People almost always solve password hassles their own way; usually very early in their use of digital devices. Because their preferred solution is a personal, they’re frequently satisfied and reluctant to change. No one wants to be told a do it yourself project is not sufficient. Beware though, just like with ‘social media security’, a large amount of intentional deception hides the very real vulnerability of online access.
Before addressing the “invented here” issue, let’s take a look at the common offer to a net browser to use their credentials from another web site on a different destination. It seems simply a convenience; no need to create a new log-in. However, as recent congressional hearings revealed, Facebook (and others), interpret this permission to re-use a registered username and password as carte blanche to acquire every keystroke on the new site. It’s not even as insidious as Facebook’s infamous ‘ghost profile’. It’s a trade: convenience for privacy. It’s also intentionally deceptive. They’re helping themselves; not you.

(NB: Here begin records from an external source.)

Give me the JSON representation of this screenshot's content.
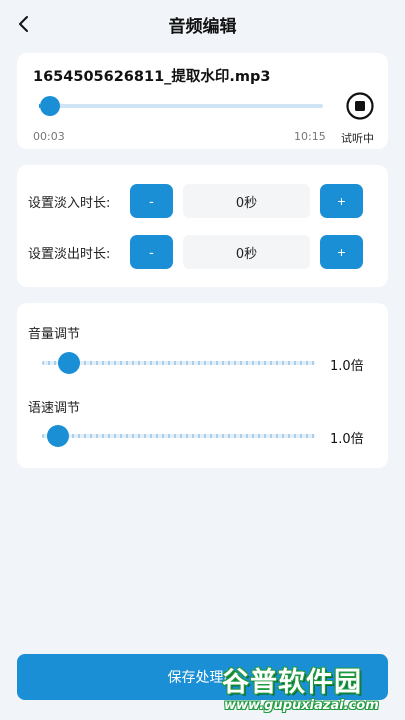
{
  "header": {
    "title": "音频编辑",
    "back_icon": "chevron-left-icon"
  },
  "audio": {
    "filename": "1654505626811_提取水印.mp3",
    "current_time": "00:03",
    "total_time": "10:15",
    "progress": 0.005,
    "stop_icon": "stop-circle-icon",
    "status": "试听中"
  },
  "fade": {
    "fade_in": {
      "label": "设置淡入时长:",
      "value": "0秒",
      "minus": "-",
      "plus": "+"
    },
    "fade_out": {
      "label": "设置淡出时长:",
      "value": "0秒",
      "minus": "-",
      "plus": "+"
    }
  },
  "adjust": {
    "volume": {
      "label": "音量调节",
      "value": "1.0倍",
      "level": 0.1
    },
    "speed": {
      "label": "语速调节",
      "value": "1.0倍",
      "level": 0.06
    }
  },
  "footer": {
    "save_label": "保存处理的",
    "watermark_text": "谷普软件园",
    "watermark_url": "www.gupuxiazai.com"
  },
  "colors": {
    "accent": "#1b8fd6",
    "background": "#f1f4f8",
    "card": "#ffffff"
  }
}
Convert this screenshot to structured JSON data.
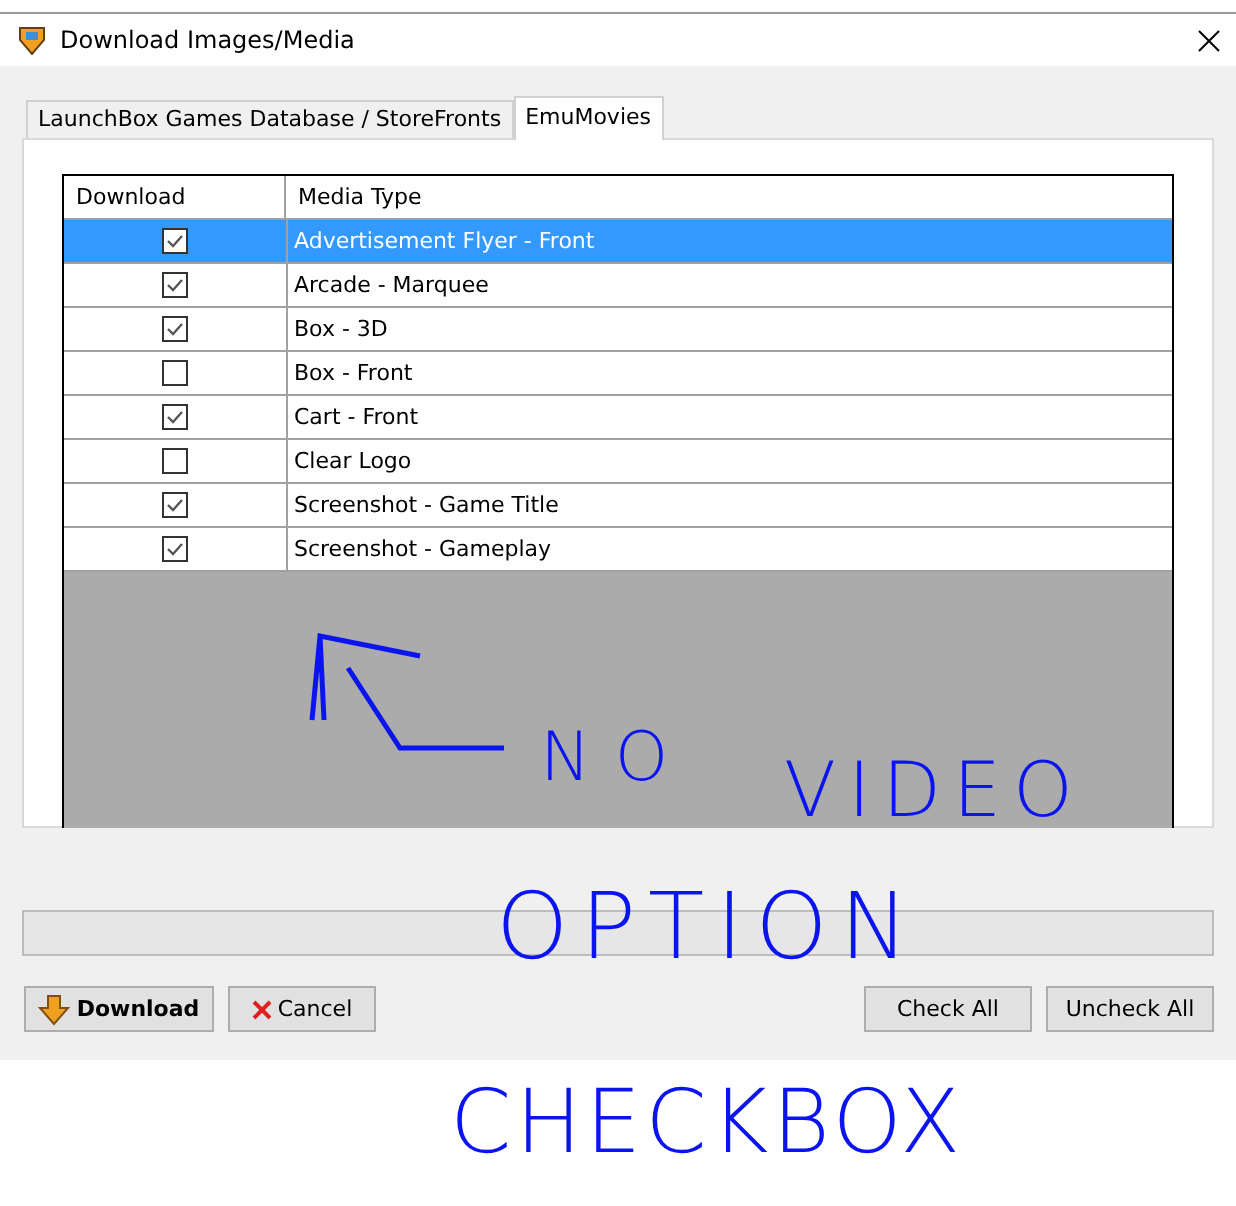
{
  "window": {
    "title": "Download Images/Media"
  },
  "tabs": [
    {
      "label": "LaunchBox Games Database / StoreFronts",
      "selected": false
    },
    {
      "label": "EmuMovies",
      "selected": true
    }
  ],
  "table": {
    "columns": [
      "Download",
      "Media Type"
    ],
    "rows": [
      {
        "checked": true,
        "media_type": "Advertisement Flyer - Front",
        "selected": true
      },
      {
        "checked": true,
        "media_type": "Arcade - Marquee",
        "selected": false
      },
      {
        "checked": true,
        "media_type": "Box - 3D",
        "selected": false
      },
      {
        "checked": false,
        "media_type": "Box - Front",
        "selected": false
      },
      {
        "checked": true,
        "media_type": "Cart - Front",
        "selected": false
      },
      {
        "checked": false,
        "media_type": "Clear Logo",
        "selected": false
      },
      {
        "checked": true,
        "media_type": "Screenshot - Game Title",
        "selected": false
      },
      {
        "checked": true,
        "media_type": "Screenshot - Gameplay",
        "selected": false
      }
    ]
  },
  "progress": {
    "level": 0
  },
  "buttons": [
    {
      "kind": "download",
      "label": "Download"
    },
    {
      "kind": "cancel",
      "label": "Cancel"
    },
    {
      "kind": "plain",
      "label": "Check All"
    },
    {
      "kind": "plain",
      "label": "Uncheck All"
    }
  ],
  "annotation": {
    "words": [
      "NO",
      "VIDEO",
      "OPTION",
      "CHECKBOX"
    ],
    "color": "#0a14f0"
  }
}
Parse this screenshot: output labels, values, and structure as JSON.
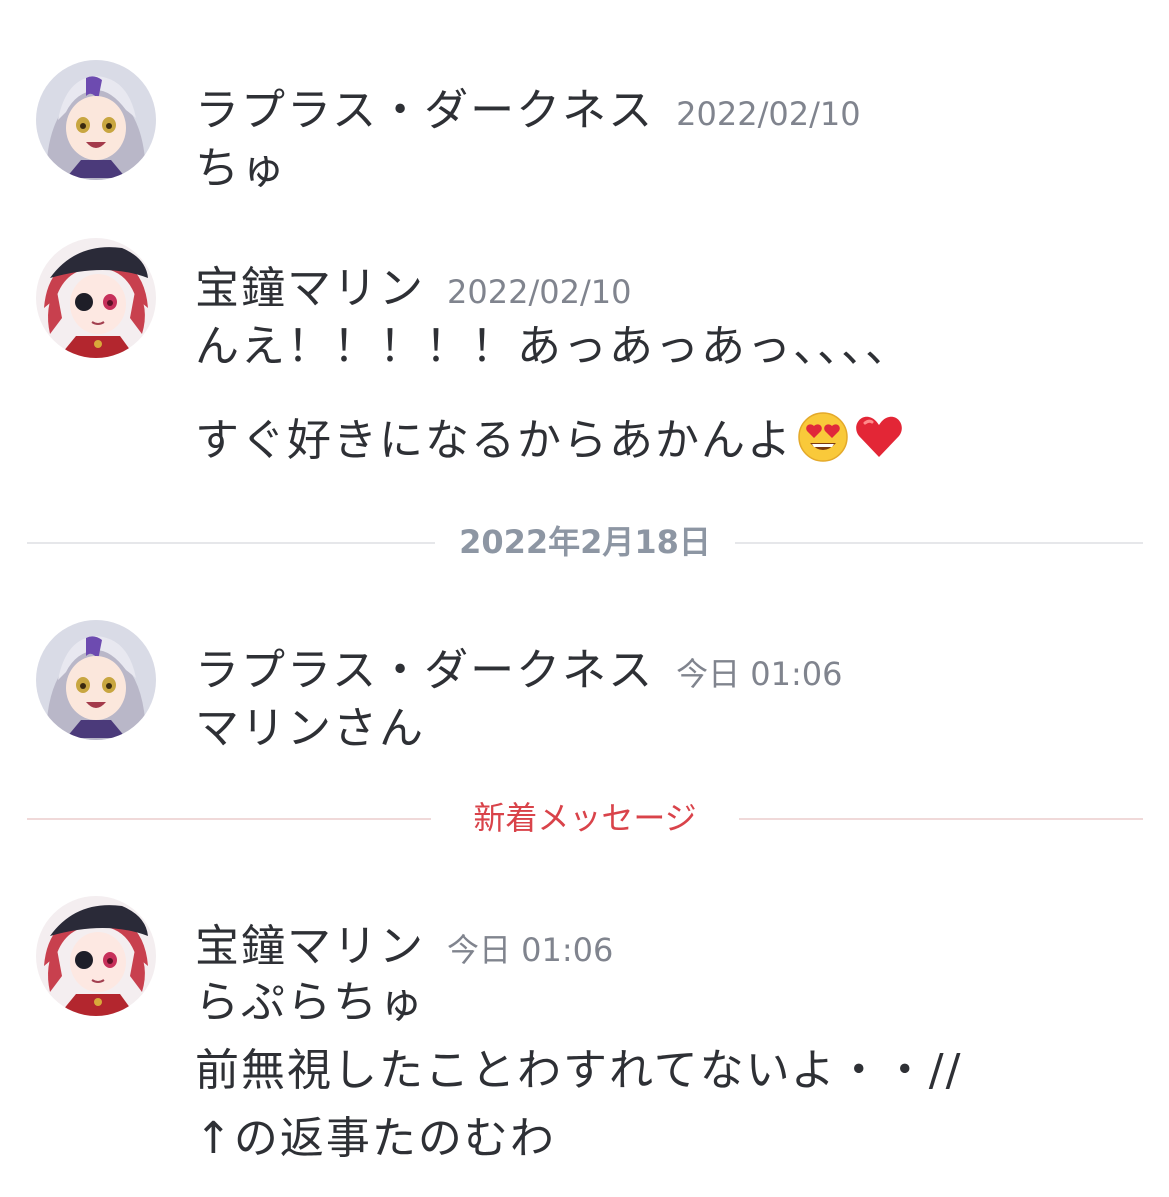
{
  "messages": [
    {
      "author": "ラプラス・ダークネス",
      "time": "2022/02/10",
      "avatar": "laplus-avatar",
      "lines": [
        "ちゅ"
      ]
    },
    {
      "author": "宝鐘マリン",
      "time": "2022/02/10",
      "avatar": "marine-avatar",
      "lines": [
        "んえ！！！！！あっあっあっ、、、、",
        "すぐ好きになるからあかんよ"
      ],
      "emoji": [
        "heart-eyes-emoji",
        "red-heart-emoji"
      ]
    },
    {
      "author": "ラプラス・ダークネス",
      "time": "今日 01:06",
      "avatar": "laplus-avatar",
      "lines": [
        "マリンさん"
      ]
    },
    {
      "author": "宝鐘マリン",
      "time": "今日 01:06",
      "avatar": "marine-avatar",
      "lines": [
        "らぷらちゅ",
        "前無視したことわすれてないよ・・//",
        "↑の返事たのむわ"
      ]
    }
  ],
  "dividers": {
    "date": "2022年2月18日",
    "new_messages": "新着メッセージ"
  },
  "colors": {
    "text": "#2e3035",
    "timestamp": "#80848e",
    "date_divider": "#8d96a3",
    "new_divider": "#d9434a"
  }
}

But what about a piece of paper in a wallet or pocketbook? That’s straight forward as there’s no third party involved. And it is a much safer method for password storage than entrusting privacy to Facebook, Google, Twitter, or any of the other data vacuums. Sadly, most admit paper can be a pain keeping up to date and not falling apart. Same goes for hiding a print out of all access keys in a desk drawer — that trick was known (and exploited) fifty years ago.
Also from time past are the early versions of digital password managers. Some trace their origin back to room sized main frames and terminals. New designs showed up on DOS personal computers – which were actually more secure because the data was stored locally. It took the advent of the Internet to inspire some bright spark to switch the pitch to ‘cloud storage’. Those sales reps assured everyone it was safe. They were either knowingly misleading or truly naive. Building a bunker invariably invites attack. Like the phrase “master password”, and the aforementioned “convenience credentials”, anytime someone says “cloud storage”, they are touting technology that is lacking in full disclosure.

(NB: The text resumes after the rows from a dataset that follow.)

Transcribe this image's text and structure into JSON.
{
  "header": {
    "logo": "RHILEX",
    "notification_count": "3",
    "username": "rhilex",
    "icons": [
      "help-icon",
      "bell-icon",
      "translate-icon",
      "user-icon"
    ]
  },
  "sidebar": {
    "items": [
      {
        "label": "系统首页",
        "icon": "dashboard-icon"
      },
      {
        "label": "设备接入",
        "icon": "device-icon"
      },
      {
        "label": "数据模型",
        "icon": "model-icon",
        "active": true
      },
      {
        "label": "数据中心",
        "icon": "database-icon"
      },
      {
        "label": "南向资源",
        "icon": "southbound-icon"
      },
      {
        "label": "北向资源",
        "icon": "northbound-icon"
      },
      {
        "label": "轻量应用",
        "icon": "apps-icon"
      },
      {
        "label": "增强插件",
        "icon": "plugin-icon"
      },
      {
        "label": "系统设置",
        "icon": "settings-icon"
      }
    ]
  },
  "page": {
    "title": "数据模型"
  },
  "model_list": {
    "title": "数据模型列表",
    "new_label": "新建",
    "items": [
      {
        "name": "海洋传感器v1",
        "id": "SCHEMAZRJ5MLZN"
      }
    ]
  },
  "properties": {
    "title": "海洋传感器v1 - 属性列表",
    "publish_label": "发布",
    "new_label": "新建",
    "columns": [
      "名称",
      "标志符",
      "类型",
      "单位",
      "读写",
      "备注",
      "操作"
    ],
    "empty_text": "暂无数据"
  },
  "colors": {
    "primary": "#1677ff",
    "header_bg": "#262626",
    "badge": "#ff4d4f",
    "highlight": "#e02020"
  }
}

What is even worse is the home made recipe wherein a site name is used with a zip code, birth date, anniversary, etc. Example:. Amazon28630. It really doesn’t matter how esoteric the combination. If it’s only letters (even when upper and lowercase) mixed with numbers, algorithms to crack the code are commonly available. If the ‘string’ includes a word (in any language) it breaks even faster. Yes, symbols help: #try to avoid the obvious!

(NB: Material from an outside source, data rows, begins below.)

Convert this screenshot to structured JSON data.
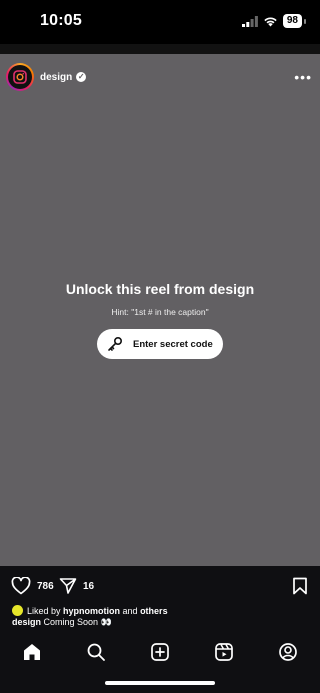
{
  "status_bar": {
    "time": "10:05",
    "battery": "98"
  },
  "post": {
    "username": "design",
    "lock_title": "Unlock this reel from design",
    "hint": "Hint: \"1st # in the caption\"",
    "unlock_button": "Enter secret code"
  },
  "actions": {
    "likes": "786",
    "shares": "16"
  },
  "caption": {
    "liked_by_prefix": "Liked by ",
    "liked_by_user": "hypnomotion",
    "liked_by_mid": " and ",
    "liked_by_others": "others",
    "author": "design",
    "text": " Coming Soon 👀"
  },
  "nav": [
    "home",
    "search",
    "create",
    "reels",
    "profile"
  ],
  "colors": {
    "reel_bg": "#626063",
    "bar_bg": "#0f0f12",
    "accent": "#ffffff"
  }
}
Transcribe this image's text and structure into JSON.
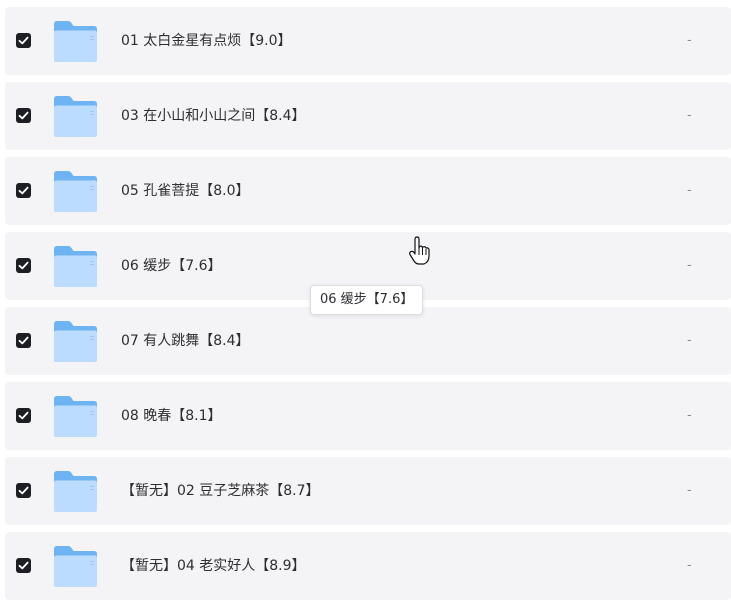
{
  "files": [
    {
      "name": "01 太白金星有点烦【9.0】",
      "size": "-",
      "checked": true
    },
    {
      "name": "03 在小山和小山之间【8.4】",
      "size": "-",
      "checked": true
    },
    {
      "name": "05 孔雀菩提【8.0】",
      "size": "-",
      "checked": true
    },
    {
      "name": "06 缓步【7.6】",
      "size": "-",
      "checked": true
    },
    {
      "name": "07 有人跳舞【8.4】",
      "size": "-",
      "checked": true
    },
    {
      "name": "08 晚春【8.1】",
      "size": "-",
      "checked": true
    },
    {
      "name": "【暂无】02 豆子芝麻茶【8.7】",
      "size": "-",
      "checked": true
    },
    {
      "name": "【暂无】04 老实好人【8.9】",
      "size": "-",
      "checked": true
    }
  ],
  "tooltip": {
    "text": "06 缓步【7.6】"
  },
  "icons": {
    "checkbox": "checkmark-icon",
    "folder": "folder-icon",
    "cursor": "hand-pointer-icon"
  },
  "colors": {
    "row_bg": "#f4f4f6",
    "checkbox_bg": "#1d1d24",
    "folder_light": "#bcdcff",
    "folder_dark": "#6fb4f2"
  }
}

A good guide: “If you can remember it, the password is weak”. So if the traditional is now out dated and using a variation on the same credentials is really insecure, what’s the answer? Well, of course we will suggest FaceGuard; in part because it was developed to avoid all the described shortcomings. However — there is that reality mentioned at the beginning: “People almost always solve password hassles their own way… (and) they’re reluctant to change.”
There is an answer, maybe. Since 97% of Americans do not use a password manager, something is not appealing with the current approach. Using fear to sell has worked in the past – but people are convinced they are more likely to get hit by lightning than hacked. Convenience is an excellent benefit – but with only 3% buying, something isn’t working. From a lay person’s perspective — if a pass receiver drops the ball 97% of the time, expecting that play to work is not a good idea.
Instead, FaceGuard is going with fun and free; plus nostalgia, ease of use, endorphin rushes, and memories. It’s our feeling those emotions evolve a pain in the posterior to pleasure. No maser password to get lost, forgotten or hacked; no selling cloud security fantasies; no data surreptitiously stolen. The experince is surprise and delight every time a web site or app is accessed or a device opened. And to make the FaceGuard password manager adoption process even more rewarding, we’re going to be giving away $5,000.00 a month for the fastest fingers on the planet.